VL: He's awesome. A big part of that is that we constantly try not to show favorites and integrate him into everything we do. We give him a lot of one-on-one time because he's more conscious of our time with him than she is. We make it a point to say "You're going on a lunch date with Mommy." And Nick and him go on missions. So we say "You're going on a mission with Daddy," and then when we're done they're like "Mission accomplished! We went to Lowe's!" He loves that we have these things with him, just him. It makes him have this ownership and it makes him feel important. As she gets older that dance will change. For now he's a great big brother.
P: Does he love interacting with her? Is he protective, shy?
VL: He's protective. He wants to play with her but in the way that a 2-year-old boy wants to play with her so I have to find a nice way to say "Gentle hands." And if he wants to help when she's crying, he goes "Baby Brooklyn crying. Baby Brooklyn crying." He's very concerned and he's very aware of her and he's very curious with her. And I love it. It's really fun to watch their dynamic.
P: I know you have email accounts set up for both of them and that you and Nick write to them. When will you give them the passwords?
VL: I think this is something I pass on to them when they're 18 and they leave. I think there's something with "Hey, for the last 18 years I've written to you, I've loved you, I've written down moments in your life and you're going off to be your own young adult and I'd love for you to see this part of your childhood through my eyes." It will be a special moment.
P: When is the last time Cam made you laugh really really hard?
VL: Honestly, I'm not just saying this, he makes me laugh every day. It amazes me. He's at a point where he just does things unsolicited. It just blows my mind. He's a little sponge and I absolutely love watching him grow into this human being, this charming little man.
P: What's surprises you most about being a mom of two?
VL: I think that's it's manageable still surprises me—that I have two and it's doable. To have Nick have a job and me to have a job, it's all very manageable.
P: What made you decide to partner up with the March of Dimes?

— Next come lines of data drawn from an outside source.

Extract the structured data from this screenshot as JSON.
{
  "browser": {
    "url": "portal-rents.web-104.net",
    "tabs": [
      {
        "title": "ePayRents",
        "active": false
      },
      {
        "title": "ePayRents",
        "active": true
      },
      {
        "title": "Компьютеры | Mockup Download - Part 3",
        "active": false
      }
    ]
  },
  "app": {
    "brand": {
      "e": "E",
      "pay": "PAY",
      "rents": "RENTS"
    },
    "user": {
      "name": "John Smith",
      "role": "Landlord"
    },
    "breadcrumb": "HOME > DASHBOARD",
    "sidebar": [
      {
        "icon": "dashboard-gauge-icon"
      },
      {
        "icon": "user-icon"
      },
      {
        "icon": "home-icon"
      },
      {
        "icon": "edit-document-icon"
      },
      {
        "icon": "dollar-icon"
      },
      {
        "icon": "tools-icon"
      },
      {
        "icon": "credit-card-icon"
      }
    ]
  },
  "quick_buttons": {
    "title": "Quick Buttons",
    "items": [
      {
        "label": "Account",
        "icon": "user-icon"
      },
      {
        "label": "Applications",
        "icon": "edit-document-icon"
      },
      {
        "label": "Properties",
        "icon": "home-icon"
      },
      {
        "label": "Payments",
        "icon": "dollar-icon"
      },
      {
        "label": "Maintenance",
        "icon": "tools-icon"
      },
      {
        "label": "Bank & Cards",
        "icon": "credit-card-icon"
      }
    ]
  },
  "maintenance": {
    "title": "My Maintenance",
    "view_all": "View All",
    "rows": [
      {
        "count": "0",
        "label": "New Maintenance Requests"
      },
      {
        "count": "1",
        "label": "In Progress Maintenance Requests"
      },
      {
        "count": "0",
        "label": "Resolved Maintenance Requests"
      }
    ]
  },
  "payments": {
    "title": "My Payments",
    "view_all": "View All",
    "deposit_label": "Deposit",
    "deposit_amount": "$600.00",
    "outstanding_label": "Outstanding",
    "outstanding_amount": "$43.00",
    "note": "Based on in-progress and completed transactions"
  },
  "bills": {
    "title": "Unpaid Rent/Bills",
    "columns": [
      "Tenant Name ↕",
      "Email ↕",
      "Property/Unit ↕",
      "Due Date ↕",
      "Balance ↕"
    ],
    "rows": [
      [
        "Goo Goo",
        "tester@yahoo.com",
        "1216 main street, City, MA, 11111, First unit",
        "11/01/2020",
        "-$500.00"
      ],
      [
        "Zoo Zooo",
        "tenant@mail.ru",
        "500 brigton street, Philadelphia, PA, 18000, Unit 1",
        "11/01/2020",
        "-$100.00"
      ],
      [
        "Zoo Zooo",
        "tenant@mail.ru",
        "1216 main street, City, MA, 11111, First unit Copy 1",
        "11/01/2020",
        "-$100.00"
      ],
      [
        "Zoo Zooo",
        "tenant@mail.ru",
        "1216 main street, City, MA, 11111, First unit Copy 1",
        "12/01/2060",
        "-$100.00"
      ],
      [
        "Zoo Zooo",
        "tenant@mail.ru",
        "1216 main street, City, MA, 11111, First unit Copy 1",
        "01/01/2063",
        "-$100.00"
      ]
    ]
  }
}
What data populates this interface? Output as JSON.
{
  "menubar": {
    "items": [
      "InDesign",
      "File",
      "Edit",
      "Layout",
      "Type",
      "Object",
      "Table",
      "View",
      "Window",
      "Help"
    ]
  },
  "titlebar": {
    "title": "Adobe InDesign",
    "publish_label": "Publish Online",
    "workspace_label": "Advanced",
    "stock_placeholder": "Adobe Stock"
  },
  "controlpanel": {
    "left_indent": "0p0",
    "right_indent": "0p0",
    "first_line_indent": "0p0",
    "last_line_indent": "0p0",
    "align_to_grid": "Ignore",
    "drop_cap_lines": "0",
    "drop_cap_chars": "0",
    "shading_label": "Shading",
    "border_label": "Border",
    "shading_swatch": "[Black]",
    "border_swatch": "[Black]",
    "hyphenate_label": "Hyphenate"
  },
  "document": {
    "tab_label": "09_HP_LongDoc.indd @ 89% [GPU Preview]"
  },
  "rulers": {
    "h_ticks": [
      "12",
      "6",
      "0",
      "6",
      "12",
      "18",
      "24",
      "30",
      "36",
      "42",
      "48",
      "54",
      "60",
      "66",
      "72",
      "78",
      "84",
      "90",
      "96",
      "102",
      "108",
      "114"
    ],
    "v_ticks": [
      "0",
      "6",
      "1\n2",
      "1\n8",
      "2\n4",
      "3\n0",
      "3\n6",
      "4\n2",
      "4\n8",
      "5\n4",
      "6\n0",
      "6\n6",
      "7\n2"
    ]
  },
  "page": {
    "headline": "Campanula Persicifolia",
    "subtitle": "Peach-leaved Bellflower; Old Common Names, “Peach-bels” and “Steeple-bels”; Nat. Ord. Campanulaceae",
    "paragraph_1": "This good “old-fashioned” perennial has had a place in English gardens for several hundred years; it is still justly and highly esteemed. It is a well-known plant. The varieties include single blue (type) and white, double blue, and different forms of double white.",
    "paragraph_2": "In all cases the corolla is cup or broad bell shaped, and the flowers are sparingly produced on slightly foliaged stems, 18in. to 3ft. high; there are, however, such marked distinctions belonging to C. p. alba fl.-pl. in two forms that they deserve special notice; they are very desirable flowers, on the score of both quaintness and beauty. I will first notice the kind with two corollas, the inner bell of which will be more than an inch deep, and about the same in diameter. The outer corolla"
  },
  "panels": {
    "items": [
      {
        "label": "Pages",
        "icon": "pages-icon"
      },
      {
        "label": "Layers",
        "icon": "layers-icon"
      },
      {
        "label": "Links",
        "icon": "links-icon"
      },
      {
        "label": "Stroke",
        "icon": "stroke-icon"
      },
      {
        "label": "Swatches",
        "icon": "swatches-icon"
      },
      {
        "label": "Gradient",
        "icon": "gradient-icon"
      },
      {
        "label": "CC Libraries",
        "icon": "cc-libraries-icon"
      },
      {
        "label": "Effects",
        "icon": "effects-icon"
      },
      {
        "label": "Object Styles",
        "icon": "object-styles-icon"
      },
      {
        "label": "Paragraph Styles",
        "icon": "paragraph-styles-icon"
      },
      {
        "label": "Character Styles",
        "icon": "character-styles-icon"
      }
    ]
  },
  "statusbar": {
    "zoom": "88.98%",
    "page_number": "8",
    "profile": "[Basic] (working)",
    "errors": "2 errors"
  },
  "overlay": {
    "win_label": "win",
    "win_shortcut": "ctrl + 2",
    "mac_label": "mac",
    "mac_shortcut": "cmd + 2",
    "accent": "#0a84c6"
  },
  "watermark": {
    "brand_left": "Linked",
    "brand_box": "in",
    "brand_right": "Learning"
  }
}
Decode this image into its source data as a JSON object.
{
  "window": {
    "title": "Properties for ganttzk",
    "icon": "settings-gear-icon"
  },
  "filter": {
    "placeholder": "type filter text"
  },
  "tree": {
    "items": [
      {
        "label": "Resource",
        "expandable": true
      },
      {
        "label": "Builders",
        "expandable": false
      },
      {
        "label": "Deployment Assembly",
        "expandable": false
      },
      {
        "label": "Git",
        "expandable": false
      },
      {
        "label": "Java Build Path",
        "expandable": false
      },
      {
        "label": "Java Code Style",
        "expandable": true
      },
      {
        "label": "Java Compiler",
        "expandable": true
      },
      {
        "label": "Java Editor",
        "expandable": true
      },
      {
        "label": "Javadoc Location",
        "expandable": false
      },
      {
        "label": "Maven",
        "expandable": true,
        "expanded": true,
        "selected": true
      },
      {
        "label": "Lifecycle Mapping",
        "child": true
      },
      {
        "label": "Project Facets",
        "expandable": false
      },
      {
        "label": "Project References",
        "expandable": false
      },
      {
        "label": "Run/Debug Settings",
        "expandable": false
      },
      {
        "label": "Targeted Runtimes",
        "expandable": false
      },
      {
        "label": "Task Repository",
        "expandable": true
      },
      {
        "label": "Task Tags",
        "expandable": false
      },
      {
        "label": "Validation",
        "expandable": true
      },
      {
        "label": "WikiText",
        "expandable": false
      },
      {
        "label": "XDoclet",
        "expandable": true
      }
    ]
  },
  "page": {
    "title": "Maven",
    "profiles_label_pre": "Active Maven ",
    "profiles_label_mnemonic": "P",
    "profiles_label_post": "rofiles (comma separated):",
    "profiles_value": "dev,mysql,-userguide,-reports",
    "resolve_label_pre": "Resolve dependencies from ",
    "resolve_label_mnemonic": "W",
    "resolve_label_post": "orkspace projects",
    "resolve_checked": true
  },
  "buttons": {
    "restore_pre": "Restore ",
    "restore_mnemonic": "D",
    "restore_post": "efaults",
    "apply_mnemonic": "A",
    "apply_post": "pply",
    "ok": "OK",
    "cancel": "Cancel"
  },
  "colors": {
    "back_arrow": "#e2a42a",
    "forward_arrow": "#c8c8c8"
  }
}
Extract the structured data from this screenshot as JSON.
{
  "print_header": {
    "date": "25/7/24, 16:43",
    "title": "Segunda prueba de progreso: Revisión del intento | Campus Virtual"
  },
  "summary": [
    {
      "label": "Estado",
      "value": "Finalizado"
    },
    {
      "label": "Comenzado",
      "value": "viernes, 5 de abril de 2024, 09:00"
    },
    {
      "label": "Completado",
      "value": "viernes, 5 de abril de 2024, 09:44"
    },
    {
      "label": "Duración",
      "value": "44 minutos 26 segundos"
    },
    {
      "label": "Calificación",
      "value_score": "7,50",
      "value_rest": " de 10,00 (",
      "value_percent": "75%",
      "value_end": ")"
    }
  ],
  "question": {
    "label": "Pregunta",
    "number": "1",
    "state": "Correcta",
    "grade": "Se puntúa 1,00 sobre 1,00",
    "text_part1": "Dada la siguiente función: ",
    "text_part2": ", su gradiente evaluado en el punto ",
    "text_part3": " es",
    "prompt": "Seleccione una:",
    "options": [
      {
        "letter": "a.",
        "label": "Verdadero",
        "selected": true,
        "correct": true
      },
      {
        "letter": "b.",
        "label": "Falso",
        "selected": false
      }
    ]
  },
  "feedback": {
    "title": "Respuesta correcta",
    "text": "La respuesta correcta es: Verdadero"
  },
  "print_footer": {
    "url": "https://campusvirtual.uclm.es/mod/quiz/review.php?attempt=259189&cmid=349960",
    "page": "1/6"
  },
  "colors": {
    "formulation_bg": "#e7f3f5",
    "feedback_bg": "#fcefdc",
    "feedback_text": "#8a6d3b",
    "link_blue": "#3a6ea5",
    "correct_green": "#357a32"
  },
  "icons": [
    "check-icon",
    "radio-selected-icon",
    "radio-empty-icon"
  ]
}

VL: One of my biggest concerns while I was pregnant both times was "any day now...any day now...any day now." It's just this fear that we live in and you just don't know what's going to happen. You don't have a window into your womb and you don't know what you would do if your baby came early, but thankfully for some research that we have ongoing we're getting more answers and we're getting more help and that's March of Dimes' mission. I love being a part of that because these children are literally our future.
P: March of Dimes is such a big support for a lot of these women, do you feel you have a good support network of other moms?
VL: Absolutely. It's very important for me to be a good support system to my mommy friends and other friends as well. I'm very fortunate to have an amazing husband; I know I couldn't have done this with out him. But that's why I chose to marry him and have babies with him. I also want my mommy friends and anyone who can reach out to me—thanks to social media—to let them know that I am here and I'm doing what I can.
Ruthie Fierberg is an editorial assistant at Parents. Though she does not have children of her own, she's practically been raising kids since her first babysitting job at age 11. She is our resident theater aficionado and can be found constantly running around New York City to find the best new show, the most awesome dance party, or the hottest Bikram yoga studio. Follow her on Twitter @RuthiesATrain.